Martin Heidegger was an important and influential German philosopher born on September 26, 1889, in Baden, a small village in the Black Forest region of Germany, to a Roman Catholic family.
He entered a Jesuit seminary to become a priest, but due to ill
health he was turned down and instead went on to study theology,
physics, mathematics and philosophy at the University of Freiburg.
It was at the university that he met and came under the influence of Edmund Husserl later becoming his protégé.
Although Heidegger's main and most well known work Being and Time was dedicated to Husserl, he broke with Husserl's phenomenology and went on to establish his existentialist phenomenology which was influenced by both Nietzsche's and Kierkegaard's work.
In Being and Time, considered to be one of the most important philosophical works of the 20th century, Heidegger tackles the question of being.
In it he complains that the history of philosophy has been preoccupied with the wrong kinds of questions. Since Plato philosophers had been asking about what there is and what they can know about it.

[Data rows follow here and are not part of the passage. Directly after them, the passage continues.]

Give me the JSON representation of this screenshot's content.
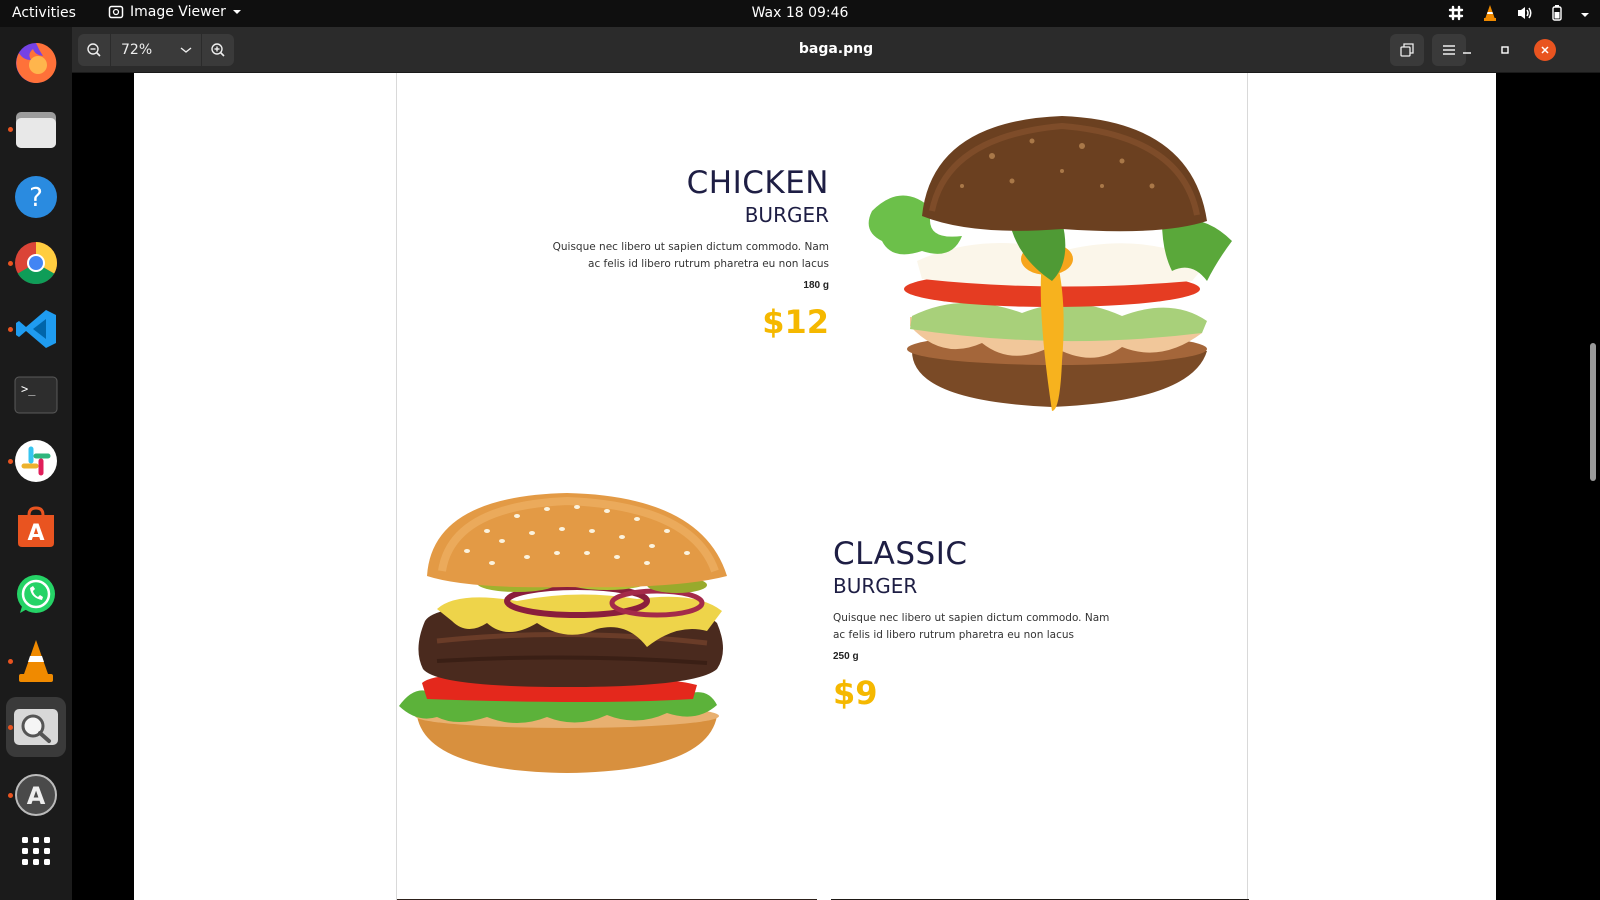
{
  "topbar": {
    "activities": "Activities",
    "app_name": "Image Viewer",
    "clock": "Wax 18  09:46"
  },
  "dock": {
    "items": [
      {
        "name": "firefox-icon",
        "running": false
      },
      {
        "name": "files-icon",
        "running": true
      },
      {
        "name": "help-icon",
        "running": false
      },
      {
        "name": "chrome-icon",
        "running": true
      },
      {
        "name": "vscode-icon",
        "running": true
      },
      {
        "name": "terminal-icon",
        "running": false
      },
      {
        "name": "slack-icon",
        "running": true
      },
      {
        "name": "app-center-icon",
        "running": false
      },
      {
        "name": "whatsapp-icon",
        "running": false
      },
      {
        "name": "vlc-icon",
        "running": true
      },
      {
        "name": "image-viewer-icon",
        "running": true,
        "active": true
      },
      {
        "name": "software-updater-icon",
        "running": true
      },
      {
        "name": "show-apps-icon",
        "running": false
      }
    ]
  },
  "viewer": {
    "zoom": "72%",
    "filename": "baga.png"
  },
  "menu": {
    "items": [
      {
        "title": "CHICKEN",
        "subtitle": "BURGER",
        "desc_line1": "Quisque nec libero ut sapien dictum commodo. Nam",
        "desc_line2": "ac felis id libero rutrum pharetra eu non lacus",
        "weight": "180 g",
        "price": "$12"
      },
      {
        "title": "CLASSIC",
        "subtitle": "BURGER",
        "desc_line1": "Quisque nec libero ut sapien dictum commodo. Nam",
        "desc_line2": "ac felis id libero rutrum pharetra eu non lacus",
        "weight": "250 g",
        "price": "$9"
      }
    ]
  },
  "colors": {
    "accent_price": "#f5b800",
    "title_navy": "#1e1e44",
    "close_button": "#e95420"
  }
}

They were inclined to view the human condition as being one of a subject in a world of objects rather than asking themselves the question "What is Being?"
According to Heidegger, before we can ask about what sorts of properties objects might be said to have, we must first look at and examine what it means for something to 'be'. In other words, why is there something, rather than nothing?
Up to this point few philosophers had addressed the question yet for Heidegger, an answer was vital before any other philosophical question could be considered.
He felt that the Pre-Socratic philosophers were more in touch with the concept of being, whereas since then, philosophy had managed to bury and obscure it.
For Heidegger the question 'What is Being?' comes down to
contemplating what sort of being one is. To refer to it he came up
with a word 'Dasein' which translated means
'being-in-the-world' or 'the entity which each of us himself is'.
In Heidegger's phenomenology, Dasein's first comprehension of objects is not of independent material things to be analyzed and measured; instead, it is of things as tools to be used as needed. Secondly, it is important to explore what Dasein's comprehension of self is.
According to Heidegger, Dasein is a temporal, self-conscious phenomenon that knows its own fate, that of being finite and mortal.
This awareness invariably generates angst or dread; however, only in full realization of our mortality can life take on any purposeful meaning. Therefore, it is this self-awareness leads to the 'authenticity' of a life created out of nothing (the existential part of Heidegger's philosophy).
Heidegger, like Nietzsche, rejected the notion of a world that existed outside the conscious observer. From a phenomenological point of view, the world is the condition we engage with and inhabit; it is essential to how we live.
Rather than seeing it as a physical object against which we exist as individual thinking subjects, we should regard that we exist as 'beings-in-the-world.' Dasein, our human reality, is the ways in which we inhabit life.
Like Husserl, Heidegger believed that consciousness is basically 'intentional' in that it is about, or directed, towards objects. We are never just conscious, we are always conscious of something.
However, what generates this intentionality, according to Heidegger, is our 'activity in the world'. It is through our engagement with the world that meaning and intentionality are created.
Heidegger's views are in contrast to Descartes' view of the human situation - one which divides us from the world. Descartes detaches us from the world by focusing on a reflective consciousness and rendering the philosophical puzzles epistemological (of knowledge), while Heidegger places us within the world, not separate from it.
Thus the world becomes something we need not infer the existence of. He argues that the distinction between a thinking subject and an exterior objective world is a false one.
Instead, a correct phenomenological account of how things are
reveals that beings who set out to construct a proof of the
existence of an external world are already parts of that world.
They are beings-in-the-world, not distinct and apart from it.
Although Heidegger often used unclear, sometimes difficult language to lay out his philosophy, it came down to the point that it is only in full awareness of our temporality and mortality that we beings can take on any purposeful meaning in life. It is this self-awareness which leads to the 'authenticity' of a life created out of nothing.
Even though Martin Heidegger was a controversial figure in his time due to his purported ties to the Nazi party, he is widely acknowledged as being one of the most original and important philosophers of the 20th century. His influence extended beyond philosophy (Sartre) to literature, psychology ( May, Ellis) political theory and theology (Tillich).